Ben Cohen, co-founder of Ben and Jerry’s Ice Cream and the Move to Amend campaign are working together to get a constitutional amendment repealing Citizens United.
The Citizens United Supreme Court decision has opened the floodgates to unlimited money in elections from extremely wealthy individuals and corporations.
They and Occupy activists across the country are distributing stamps to be printed on US dollar bills that says: "Corporations are not people," "Money is not speech;" and "Not to be used for bribing politicians."
Although the stamps can be advanced ordered on the website now, the campaign kicks off July 4 at the Occupy National Gathering in Philadelphia. Later this summer, the group will launch a giant traveling money stamping machine to visit communities across the nation.
By stamping currency, news of the repeal with circulate throughout the economy. And it is legal to put a stamp on currency, the groups say.
"This action is a way for citizens to express their outrage at the ties between big money and political corruption," says David Cobb, National Spokesperson for the Move to Amend coalition. "Politicians rubber stamp legislation that benefits profit over people. We are rubber stamping money to remind lawmakers that they serve ‘We the People,’ not ‘We the Corporations.’"
In the wake of the 2010 Citizens United decision, close to $2 billion is expected to be spent to influence the 2012 presidential election. Polling indicates that almost 80% of Americans are in favor of overturning this decision, with a majority supporting an amendment to establish that corporations are not entitled to Constitutional rights.
Move to Amend seeks to abolish corporate personhood by passing a constitutional amendment that says: 1) Corporations and artificial entities are not people; and 2) Money is not speech, and therefore regulating political contributions and spending is not equivalent to limiting political speech.
In April, the 78 member Congressional Progressive Caucus voted unanimously in support of a constitutional amendment, the first in Congress to do so. The Senate Judiciary Committee will hold a hearing on amendment proposals July 17, led by Constitution Subcommittee Chair Richard Durbin (D-IL). 13 amendments have been introduced by Democrats in Congress.
Senator Tom Udall (D-NM) introduced a constitutional amendment and Rep. Donna Edwards (D-MD) introduced a similar amendment in the House.
Hawaii, New Mexico and Vermont passed state resolutions endorsing an amendment, as well as many cities: NYC; Los Angeles; Boulder, CO, Madison, WI and Missoula, MT and West Allis, WI. 70 towns in Vermont and over 200 City Councils have passed resolutions calling on Congress to send a Constitutional amendment to the states for ratification.
See where resolutions have been passed:
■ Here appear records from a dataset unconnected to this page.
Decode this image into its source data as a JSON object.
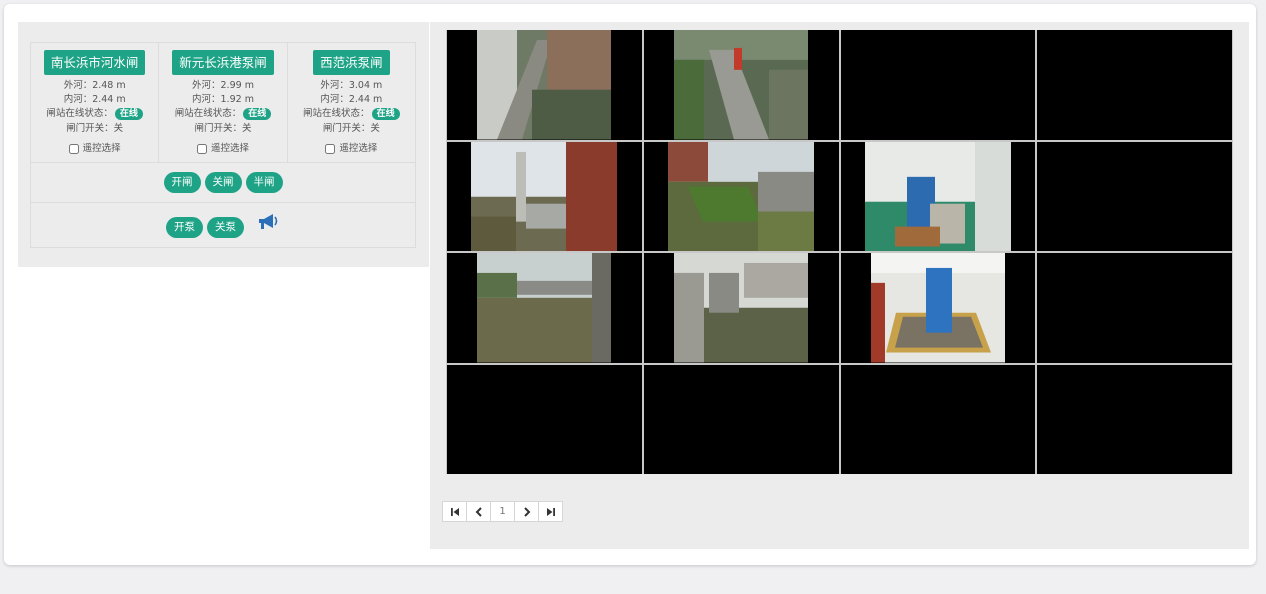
{
  "stations": [
    {
      "name": "南长浜市河水闸",
      "outer": "外河：2.48 m",
      "inner": "内河：2.44 m",
      "status_label": "闸站在线状态：",
      "status_badge": "在线",
      "gate": "闸门开关：关",
      "remote": "遥控选择"
    },
    {
      "name": "新元长浜港泵闸",
      "outer": "外河：2.99 m",
      "inner": "内河：1.92 m",
      "status_label": "闸站在线状态：",
      "status_badge": "在线",
      "gate": "闸门开关：关",
      "remote": "遥控选择"
    },
    {
      "name": "西范浜泵闸",
      "outer": "外河：3.04 m",
      "inner": "内河：2.44 m",
      "status_label": "闸站在线状态：",
      "status_badge": "在线",
      "gate": "闸门开关：关",
      "remote": "遥控选择"
    }
  ],
  "gate_buttons": {
    "open": "开闸",
    "close": "关闸",
    "half": "半闸"
  },
  "pump_buttons": {
    "open": "开泵",
    "close": "关泵"
  },
  "icons": {
    "broadcast": "megaphone-icon",
    "first": "first-page-icon",
    "prev": "prev-page-icon",
    "next": "next-page-icon",
    "last": "last-page-icon"
  },
  "pager": {
    "page": "1"
  },
  "colors": {
    "accent": "#1fa386",
    "megaphone": "#2a6fb8"
  }
}
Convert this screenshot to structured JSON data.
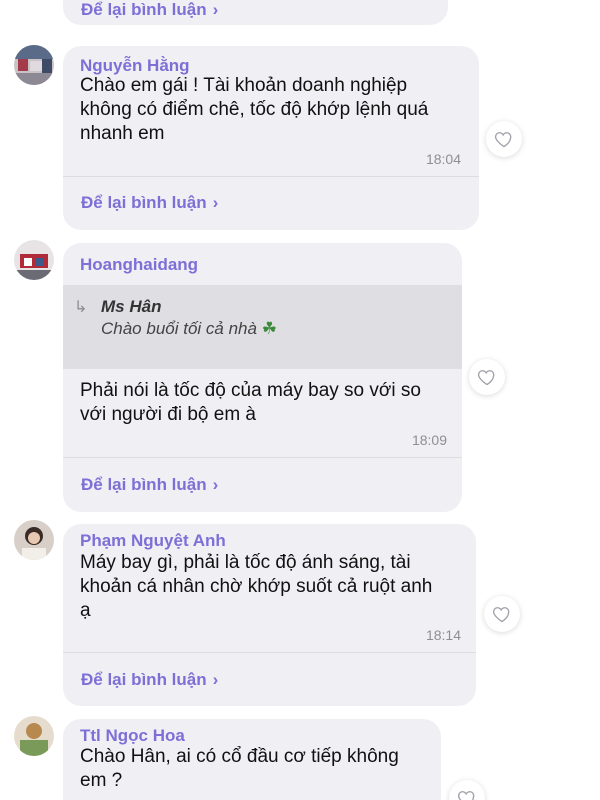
{
  "comments": [
    {
      "reply_label": "Để lại bình luận"
    },
    {
      "author": "Nguyễn Hằng",
      "lines": [
        "Chào em gái ! Tài khoản doanh nghiệp",
        "không có điểm chê, tốc độ khớp lệnh quá",
        "nhanh em"
      ],
      "time": "18:04",
      "reply_label": "Để lại bình luận"
    },
    {
      "author": "Hoanghaidang",
      "quote": {
        "author": "Ms Hân",
        "text": "Chào buổi tối cả nhà",
        "emoji": "☘"
      },
      "lines": [
        "Phải nói là tốc độ của máy bay so với so",
        "với người đi bộ em à"
      ],
      "time": "18:09",
      "reply_label": "Để lại bình luận"
    },
    {
      "author": "Phạm Nguyệt Anh",
      "lines": [
        "Máy bay gì, phải là tốc độ ánh sáng, tài",
        "khoản cá nhân chờ khớp suốt cả ruột anh",
        "ạ"
      ],
      "time": "18:14",
      "reply_label": "Để lại bình luận"
    },
    {
      "author": "Ttl Ngọc Hoa",
      "lines": [
        "Chào Hân, ai có cổ đầu cơ tiếp không",
        "em ?"
      ]
    }
  ],
  "icons": {
    "like": "heart-outline-icon",
    "reply_arrow": "reply-arrow-icon",
    "chevron": "chevron-right-icon"
  },
  "colors": {
    "accent": "#7e6fd6",
    "bubble": "#efeff4",
    "quote_bg": "#dedee3"
  }
}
38 states plus two-thirds of Congress must approve amending the Constitution.
For the first time, institutional investors are asking corporations they hold shares in to completely refrain from making donations on political campaigns.
In February, Ben & Jerry’s brand launched a "Get the Dough Out" of politics campaign.
How States Are Reacting to Citizen’s United
Since the Citizen’s United decision many states have reacted, according to a new report which grades them, "Sunlight State by State After Citizens United."
Of the 22 states that have responded in some way, 13 states receive a perfect score of 100 for their disclosure requirements of political spending. North Dakota is the only state that scores zero.
Montana, the lone state that has a law preventing corporate contributions, is defending its century-old law in the Supreme Court against the right wing group, American Tradition Institute. That’s the same group that wants to turn public opinion against renewable energy.
Alaska, California and North Carolina require top contributors to be named in advertisements; Iowa requires corporate board members to approve of independent political spending; Maryland requires that shareholders be directly informed of corporate political spending; and Connecticut required the CEO to appear in ads.
"With a Supreme Court majority intent on pushing a corporate political agenda, a dysfunctional FEC and deadlock in Congress, it is more important than ever that states push," says Blair Bowie, democracy advocate for U.S. Public Interest Research Group.
Learn more about Move to Amend stamps:
You might have a good argument except for: 1. I’m pretty sure it’s illegal to deface currency; so to encourage people to do so seems questionable 2. By associating with the hyper-hypocrates in the Occupy Movement, you weaken the credibility of your argument.
It’s not illegal to put the stamp on, they specified that in their press release. We are not associating with the people in this article, this is a News Story about what they are doing.